This was the second time this year that I had been to a new country and seen a new way of living with a new culture. First of all Greece which I must admit I was not overly impressed with (one of my friends is part Greek and she said it must just have been the places I went to ), and now I was off to Japan a completely different continent. I was really looking forward to it and had heard good things. It lived up to my expectations and I am already looking forward to the next time I come out here.
One of the hard things when you go away is that you cannot speak the language and communication is limited. In Europe I can understand a little (when I say a little I mean a little) but you can usually get away with it as most people speak English. In Japan it is a whole different story and if you ever go which I suggest you do just remember to either take a course in speaking Japanese or get one of those little books that translates important information. The hardest thing was when we went to restaurants, you either had to point to the menu or just hope when they nod at “chicken” that they understand. In Europe you can understand a little as some words are similar but in Japan they use their own writing which simply looks like meaningless symbols to me. Their culture is so different and you notice it straight away. Out of respect they all bow to each other, most of the time it seems for no reason. You do start to notice that you start to nod back a lot, it just sort of hooks on. One thing I liked was that they are a very clean country. Unlike other cities you do not see rubbish all over the place. A healthy aspect of their life is that they all seem to ride a bike everywhere, bike meaning old school bicycles not your modern good looking bikes. Whereas we would all walk around, they ride around. They are given priority on the pavements and you have to watch yourself or you will get taken out by an old lady going to the shops.

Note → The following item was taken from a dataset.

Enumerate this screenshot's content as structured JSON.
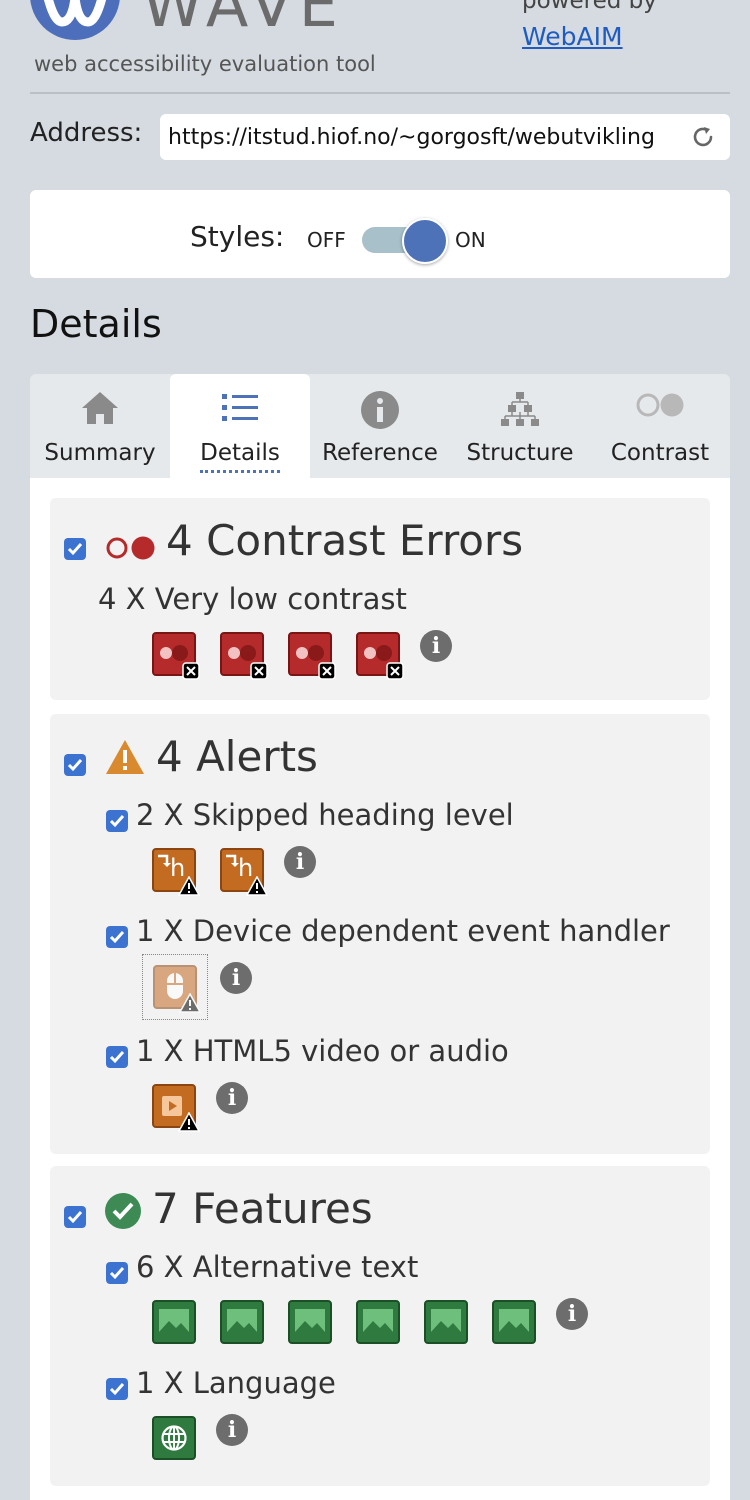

Everything in Japan is well run and on schedule. The trains leave on the dot and for a train to be 10 minutes late is unheard of. We only just made our train one time! The tournaments were no exception and were organised very well. It makes your life so much more easy. There were lots of practise courts so training was not a problem and everyone was very helpful. They always started on time and gave people with later matches not before times so they did not have to worry too much if someone pulled out or if matches went especially quick. Everyone was very helpful with your problems as well, a good effort seeing as most of them did not speak much English.
Both the tournaments out in Japan were on artificial grass which is a surface that not that many tournaments are on so I am not used to them so much. The surface suits my game and I was confident going out there that I could do well but I was also nervous when I started my first match as these girls train on the stuff whereas although you see this surface at most of your local clubs around England, we never practise on them. At Queens Club where I train they do have a few so I did get to practise on it for a few days before I left. However the amount of sand that was on the courts out there was a shock to my system so having grass court shoes were a saviour as they give you extra grip. Some people (like the Japanese, who are a lot closer to the ground than me) like sliding around but I would much rather be able to stand up than feel like Bambi on ice whilst trying to win a match. Both weeks I played well and fought through matches that a few years ago I would have let go. The first week I just missed out on beating the number 4 seed. I played a great match and was 4-3 up in the third but she gave me nothing and although I carried on playing well I just missed out on the key points. The second week I lost to a young Japanese girl who is so talented. Watch out for her as she is definitely going to be up there soon. She started the match perfectly and I was soon 0-4 down but I found ways to hurt her and we ended up having a good match. I can win both these matches. At the moment they can go either way but soon with more confidence and more practise I will be closing out these matches and moving on to the next level.
I preferred the club the first week but only because I have a few lazy genes in me. The 2nd week it was quite a big complex and you had to walk all over the place to get to the courts. It would not have been too bad if we were in the club house but we were based under the main stadium which is at the bottom of the hilly complex. For the 2nd week however, the official hotel was amazing with a mall attached to it so i was very happy. I didn't realise how much of a shopaholic I am until I found myself floating around the shops most days.
I feel my confidence is good at the moment and am looking forward to the next lot of tournaments. That is where tennis is so up and down. Which comes first confidence or playing well, its a bit of a chicken and egg question (although I have just read in the paper that scientists say the egg came first so maybe playing well does). This has been my best trip so far this year. We again got a lot of good work done and I was playing well and managed to pick up 12 and a half points which will push my ranking up.
I look forward to going back to Japan and would recommend it to anyone. Unfortunately although I got to sit in Tokyo airport for nearly 3 hours I did not get to see the main city. A good reason to come back I think.
Origato. That is thank you in Japanese, I am fluent already.